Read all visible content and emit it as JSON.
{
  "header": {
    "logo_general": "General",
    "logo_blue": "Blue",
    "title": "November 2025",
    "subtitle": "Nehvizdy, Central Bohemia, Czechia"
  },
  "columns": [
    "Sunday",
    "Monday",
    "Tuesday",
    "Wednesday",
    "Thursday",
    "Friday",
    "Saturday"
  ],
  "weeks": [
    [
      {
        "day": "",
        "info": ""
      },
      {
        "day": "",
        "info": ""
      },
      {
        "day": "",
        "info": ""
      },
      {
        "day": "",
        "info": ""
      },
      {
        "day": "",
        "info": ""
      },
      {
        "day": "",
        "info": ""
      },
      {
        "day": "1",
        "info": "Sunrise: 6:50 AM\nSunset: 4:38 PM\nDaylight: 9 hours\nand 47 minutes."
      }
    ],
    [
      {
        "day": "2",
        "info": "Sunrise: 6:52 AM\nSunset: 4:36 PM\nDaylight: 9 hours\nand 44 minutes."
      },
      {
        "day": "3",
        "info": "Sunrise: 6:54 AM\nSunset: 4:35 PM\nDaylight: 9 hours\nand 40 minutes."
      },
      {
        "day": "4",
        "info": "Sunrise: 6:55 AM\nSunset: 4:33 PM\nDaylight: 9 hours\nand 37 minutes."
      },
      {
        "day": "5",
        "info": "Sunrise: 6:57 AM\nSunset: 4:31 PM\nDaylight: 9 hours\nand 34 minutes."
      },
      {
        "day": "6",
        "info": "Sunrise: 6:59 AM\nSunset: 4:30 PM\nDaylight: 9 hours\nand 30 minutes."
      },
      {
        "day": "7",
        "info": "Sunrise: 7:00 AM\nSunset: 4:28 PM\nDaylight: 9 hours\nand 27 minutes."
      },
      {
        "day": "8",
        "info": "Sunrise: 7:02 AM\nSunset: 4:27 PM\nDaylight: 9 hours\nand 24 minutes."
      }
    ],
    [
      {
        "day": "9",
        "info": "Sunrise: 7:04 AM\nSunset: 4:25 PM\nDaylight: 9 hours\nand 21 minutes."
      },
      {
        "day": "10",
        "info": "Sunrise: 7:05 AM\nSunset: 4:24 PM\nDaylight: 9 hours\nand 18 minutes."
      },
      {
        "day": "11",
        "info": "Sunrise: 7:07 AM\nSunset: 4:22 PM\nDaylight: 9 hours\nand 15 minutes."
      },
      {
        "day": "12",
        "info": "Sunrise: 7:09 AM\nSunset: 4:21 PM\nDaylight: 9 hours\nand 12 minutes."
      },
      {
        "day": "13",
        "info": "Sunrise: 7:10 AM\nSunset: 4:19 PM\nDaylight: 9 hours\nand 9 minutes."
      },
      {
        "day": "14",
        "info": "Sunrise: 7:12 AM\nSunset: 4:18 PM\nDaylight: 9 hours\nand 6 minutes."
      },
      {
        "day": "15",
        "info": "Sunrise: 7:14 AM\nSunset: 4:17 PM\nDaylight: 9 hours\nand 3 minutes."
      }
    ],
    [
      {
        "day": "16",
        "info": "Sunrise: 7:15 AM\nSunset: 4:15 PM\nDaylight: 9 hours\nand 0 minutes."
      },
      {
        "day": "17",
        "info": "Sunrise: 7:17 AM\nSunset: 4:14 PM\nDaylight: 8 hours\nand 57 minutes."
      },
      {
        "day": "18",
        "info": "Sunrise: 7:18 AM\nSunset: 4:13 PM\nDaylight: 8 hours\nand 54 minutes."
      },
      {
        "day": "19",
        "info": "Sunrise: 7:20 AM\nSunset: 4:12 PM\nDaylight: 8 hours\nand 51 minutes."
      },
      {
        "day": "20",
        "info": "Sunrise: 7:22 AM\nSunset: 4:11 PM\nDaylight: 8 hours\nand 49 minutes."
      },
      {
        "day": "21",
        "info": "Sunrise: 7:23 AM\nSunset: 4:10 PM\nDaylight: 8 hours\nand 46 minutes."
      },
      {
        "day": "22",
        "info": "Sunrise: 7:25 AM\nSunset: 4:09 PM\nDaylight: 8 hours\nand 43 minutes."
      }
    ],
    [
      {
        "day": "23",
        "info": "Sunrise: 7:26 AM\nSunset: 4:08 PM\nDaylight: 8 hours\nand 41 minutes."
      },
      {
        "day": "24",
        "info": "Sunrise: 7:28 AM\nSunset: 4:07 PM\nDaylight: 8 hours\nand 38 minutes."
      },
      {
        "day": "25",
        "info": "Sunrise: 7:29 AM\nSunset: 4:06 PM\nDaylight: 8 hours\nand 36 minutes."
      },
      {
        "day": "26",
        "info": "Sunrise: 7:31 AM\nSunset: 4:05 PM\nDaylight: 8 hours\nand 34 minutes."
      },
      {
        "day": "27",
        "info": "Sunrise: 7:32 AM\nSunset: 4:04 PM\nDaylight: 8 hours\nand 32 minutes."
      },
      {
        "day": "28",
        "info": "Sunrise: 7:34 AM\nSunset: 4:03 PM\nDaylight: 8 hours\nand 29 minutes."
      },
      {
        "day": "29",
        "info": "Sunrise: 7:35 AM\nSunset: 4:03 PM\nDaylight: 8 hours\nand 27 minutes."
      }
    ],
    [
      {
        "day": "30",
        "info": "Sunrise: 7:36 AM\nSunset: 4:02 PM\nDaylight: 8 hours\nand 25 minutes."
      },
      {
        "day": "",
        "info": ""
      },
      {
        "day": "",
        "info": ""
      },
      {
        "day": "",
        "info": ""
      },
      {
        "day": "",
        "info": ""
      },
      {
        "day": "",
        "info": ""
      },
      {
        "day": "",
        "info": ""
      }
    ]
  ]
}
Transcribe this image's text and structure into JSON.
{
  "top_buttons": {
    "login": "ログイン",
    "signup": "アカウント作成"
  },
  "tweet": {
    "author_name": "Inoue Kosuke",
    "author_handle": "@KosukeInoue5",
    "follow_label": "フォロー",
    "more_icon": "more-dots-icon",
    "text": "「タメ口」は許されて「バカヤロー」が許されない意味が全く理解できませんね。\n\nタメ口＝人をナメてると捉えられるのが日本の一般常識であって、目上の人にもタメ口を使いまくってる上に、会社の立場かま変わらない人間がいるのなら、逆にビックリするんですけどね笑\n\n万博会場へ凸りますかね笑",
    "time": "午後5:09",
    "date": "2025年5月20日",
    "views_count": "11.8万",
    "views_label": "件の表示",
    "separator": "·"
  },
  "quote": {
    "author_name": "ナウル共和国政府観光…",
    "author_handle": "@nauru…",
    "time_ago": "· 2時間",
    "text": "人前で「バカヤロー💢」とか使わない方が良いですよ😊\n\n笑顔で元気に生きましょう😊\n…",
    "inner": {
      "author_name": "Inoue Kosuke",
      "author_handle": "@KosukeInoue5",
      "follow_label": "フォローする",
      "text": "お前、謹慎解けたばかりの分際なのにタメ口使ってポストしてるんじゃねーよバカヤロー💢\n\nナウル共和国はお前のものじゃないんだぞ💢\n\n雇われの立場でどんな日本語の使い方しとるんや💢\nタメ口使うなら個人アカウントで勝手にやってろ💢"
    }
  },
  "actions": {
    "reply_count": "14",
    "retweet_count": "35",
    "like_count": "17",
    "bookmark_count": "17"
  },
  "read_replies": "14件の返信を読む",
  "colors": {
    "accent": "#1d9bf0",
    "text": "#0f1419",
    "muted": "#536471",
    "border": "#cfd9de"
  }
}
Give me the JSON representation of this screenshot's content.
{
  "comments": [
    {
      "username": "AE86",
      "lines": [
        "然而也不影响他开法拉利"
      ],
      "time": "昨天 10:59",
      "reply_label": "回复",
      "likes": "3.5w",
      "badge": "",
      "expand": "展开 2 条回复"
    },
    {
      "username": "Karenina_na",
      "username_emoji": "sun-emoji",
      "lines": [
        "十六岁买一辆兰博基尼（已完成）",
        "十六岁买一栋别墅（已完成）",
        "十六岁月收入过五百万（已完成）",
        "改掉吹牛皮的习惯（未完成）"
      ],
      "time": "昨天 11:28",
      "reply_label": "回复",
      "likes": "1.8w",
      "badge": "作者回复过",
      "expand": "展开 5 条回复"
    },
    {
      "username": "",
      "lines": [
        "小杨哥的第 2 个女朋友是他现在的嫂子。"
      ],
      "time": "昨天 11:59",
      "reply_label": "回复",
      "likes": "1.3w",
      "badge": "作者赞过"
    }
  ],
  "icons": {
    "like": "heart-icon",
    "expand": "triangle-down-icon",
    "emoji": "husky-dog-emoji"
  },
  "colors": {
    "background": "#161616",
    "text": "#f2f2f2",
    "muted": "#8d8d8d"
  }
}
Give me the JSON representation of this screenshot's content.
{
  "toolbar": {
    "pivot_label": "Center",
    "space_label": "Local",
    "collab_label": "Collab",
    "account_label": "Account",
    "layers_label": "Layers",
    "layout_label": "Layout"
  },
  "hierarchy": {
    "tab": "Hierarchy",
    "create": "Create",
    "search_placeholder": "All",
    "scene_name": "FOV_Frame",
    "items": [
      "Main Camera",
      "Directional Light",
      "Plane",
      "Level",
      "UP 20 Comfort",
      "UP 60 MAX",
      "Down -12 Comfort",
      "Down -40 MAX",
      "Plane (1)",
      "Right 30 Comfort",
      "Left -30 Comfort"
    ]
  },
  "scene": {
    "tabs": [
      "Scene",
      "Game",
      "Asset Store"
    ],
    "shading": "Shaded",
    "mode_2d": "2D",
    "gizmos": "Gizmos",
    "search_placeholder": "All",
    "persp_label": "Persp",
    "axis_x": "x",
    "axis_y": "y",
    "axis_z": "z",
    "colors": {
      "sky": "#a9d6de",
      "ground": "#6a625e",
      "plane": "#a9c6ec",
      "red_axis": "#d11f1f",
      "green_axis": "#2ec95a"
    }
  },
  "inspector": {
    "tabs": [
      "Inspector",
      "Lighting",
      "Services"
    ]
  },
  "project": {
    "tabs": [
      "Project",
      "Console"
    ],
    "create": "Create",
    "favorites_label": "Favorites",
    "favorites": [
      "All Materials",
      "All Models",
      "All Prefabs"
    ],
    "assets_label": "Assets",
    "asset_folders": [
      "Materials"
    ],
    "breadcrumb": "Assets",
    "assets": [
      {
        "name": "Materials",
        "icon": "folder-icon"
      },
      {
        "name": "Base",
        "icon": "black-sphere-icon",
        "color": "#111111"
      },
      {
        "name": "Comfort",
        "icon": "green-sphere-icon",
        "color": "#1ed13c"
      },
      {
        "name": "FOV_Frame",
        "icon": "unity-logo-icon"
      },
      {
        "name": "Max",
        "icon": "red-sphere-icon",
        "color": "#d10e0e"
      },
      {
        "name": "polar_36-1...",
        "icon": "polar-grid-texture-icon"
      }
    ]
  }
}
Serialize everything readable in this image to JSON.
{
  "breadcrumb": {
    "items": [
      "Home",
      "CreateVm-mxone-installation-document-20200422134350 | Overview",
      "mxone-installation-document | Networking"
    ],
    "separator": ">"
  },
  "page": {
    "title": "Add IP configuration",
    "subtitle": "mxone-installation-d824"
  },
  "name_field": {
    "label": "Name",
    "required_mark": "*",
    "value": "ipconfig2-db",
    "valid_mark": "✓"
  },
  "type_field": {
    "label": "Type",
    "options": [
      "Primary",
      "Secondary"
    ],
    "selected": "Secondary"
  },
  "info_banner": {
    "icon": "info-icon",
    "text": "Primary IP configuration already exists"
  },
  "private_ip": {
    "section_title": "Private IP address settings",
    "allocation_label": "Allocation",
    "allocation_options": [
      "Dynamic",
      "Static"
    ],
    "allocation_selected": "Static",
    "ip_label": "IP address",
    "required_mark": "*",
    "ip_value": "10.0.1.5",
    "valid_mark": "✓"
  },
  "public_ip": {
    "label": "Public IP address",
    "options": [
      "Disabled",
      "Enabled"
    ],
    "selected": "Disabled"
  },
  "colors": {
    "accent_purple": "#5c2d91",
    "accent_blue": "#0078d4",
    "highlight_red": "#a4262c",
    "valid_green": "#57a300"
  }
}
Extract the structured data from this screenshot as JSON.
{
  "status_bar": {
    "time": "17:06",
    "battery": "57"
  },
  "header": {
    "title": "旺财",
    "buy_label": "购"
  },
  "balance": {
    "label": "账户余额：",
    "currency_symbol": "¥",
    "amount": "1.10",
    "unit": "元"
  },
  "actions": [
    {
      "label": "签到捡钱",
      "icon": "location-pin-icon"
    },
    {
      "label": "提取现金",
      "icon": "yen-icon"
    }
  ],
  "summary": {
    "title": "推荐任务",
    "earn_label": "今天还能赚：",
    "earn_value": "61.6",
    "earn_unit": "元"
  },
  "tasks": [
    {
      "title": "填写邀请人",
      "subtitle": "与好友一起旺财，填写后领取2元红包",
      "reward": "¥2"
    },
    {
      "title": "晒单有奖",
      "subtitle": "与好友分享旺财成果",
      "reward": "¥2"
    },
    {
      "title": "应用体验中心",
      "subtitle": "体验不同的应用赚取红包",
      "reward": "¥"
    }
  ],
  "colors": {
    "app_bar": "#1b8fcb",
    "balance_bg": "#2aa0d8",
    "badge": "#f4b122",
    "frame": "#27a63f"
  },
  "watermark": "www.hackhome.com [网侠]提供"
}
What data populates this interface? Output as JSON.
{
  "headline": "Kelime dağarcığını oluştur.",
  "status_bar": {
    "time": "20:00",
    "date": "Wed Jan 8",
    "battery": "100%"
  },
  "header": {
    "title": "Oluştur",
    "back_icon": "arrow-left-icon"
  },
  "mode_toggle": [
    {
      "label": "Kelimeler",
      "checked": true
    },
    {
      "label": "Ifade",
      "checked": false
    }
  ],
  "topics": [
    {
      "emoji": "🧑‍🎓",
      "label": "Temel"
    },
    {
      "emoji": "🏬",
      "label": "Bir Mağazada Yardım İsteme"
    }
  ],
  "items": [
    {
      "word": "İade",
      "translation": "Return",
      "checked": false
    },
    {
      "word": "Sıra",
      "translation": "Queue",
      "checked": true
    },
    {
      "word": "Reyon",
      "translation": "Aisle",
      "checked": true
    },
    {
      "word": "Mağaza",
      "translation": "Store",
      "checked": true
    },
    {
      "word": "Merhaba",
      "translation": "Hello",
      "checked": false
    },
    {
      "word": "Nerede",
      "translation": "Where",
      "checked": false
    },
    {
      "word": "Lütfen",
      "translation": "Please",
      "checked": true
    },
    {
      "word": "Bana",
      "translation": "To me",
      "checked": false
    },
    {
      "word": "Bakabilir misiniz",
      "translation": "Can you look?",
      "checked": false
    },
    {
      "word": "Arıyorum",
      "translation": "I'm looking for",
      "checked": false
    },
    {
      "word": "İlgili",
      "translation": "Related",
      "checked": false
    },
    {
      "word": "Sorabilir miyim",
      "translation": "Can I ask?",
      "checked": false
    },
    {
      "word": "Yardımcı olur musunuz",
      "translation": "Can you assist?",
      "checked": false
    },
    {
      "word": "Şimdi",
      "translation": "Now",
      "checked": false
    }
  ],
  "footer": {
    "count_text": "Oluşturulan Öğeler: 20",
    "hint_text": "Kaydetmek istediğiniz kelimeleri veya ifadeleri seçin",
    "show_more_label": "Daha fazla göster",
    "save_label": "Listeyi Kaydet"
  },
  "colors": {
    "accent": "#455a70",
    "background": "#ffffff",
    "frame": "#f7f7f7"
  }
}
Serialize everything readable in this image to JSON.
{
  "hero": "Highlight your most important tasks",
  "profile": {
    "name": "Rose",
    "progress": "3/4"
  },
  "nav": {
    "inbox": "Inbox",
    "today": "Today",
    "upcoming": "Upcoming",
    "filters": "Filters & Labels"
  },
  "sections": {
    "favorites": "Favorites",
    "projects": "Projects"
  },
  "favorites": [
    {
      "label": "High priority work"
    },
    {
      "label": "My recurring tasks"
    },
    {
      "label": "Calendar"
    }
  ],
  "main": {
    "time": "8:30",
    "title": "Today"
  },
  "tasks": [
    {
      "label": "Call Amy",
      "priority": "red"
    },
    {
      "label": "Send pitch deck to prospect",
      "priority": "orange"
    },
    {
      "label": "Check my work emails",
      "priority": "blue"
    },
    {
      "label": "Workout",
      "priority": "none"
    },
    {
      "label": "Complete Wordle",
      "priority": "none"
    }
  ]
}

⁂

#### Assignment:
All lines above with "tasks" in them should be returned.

#### Answer space:
  "tasks": [
  "hero": "Highlight your most important tasks",
      "label": "My recurring tasks"
  "tasks": [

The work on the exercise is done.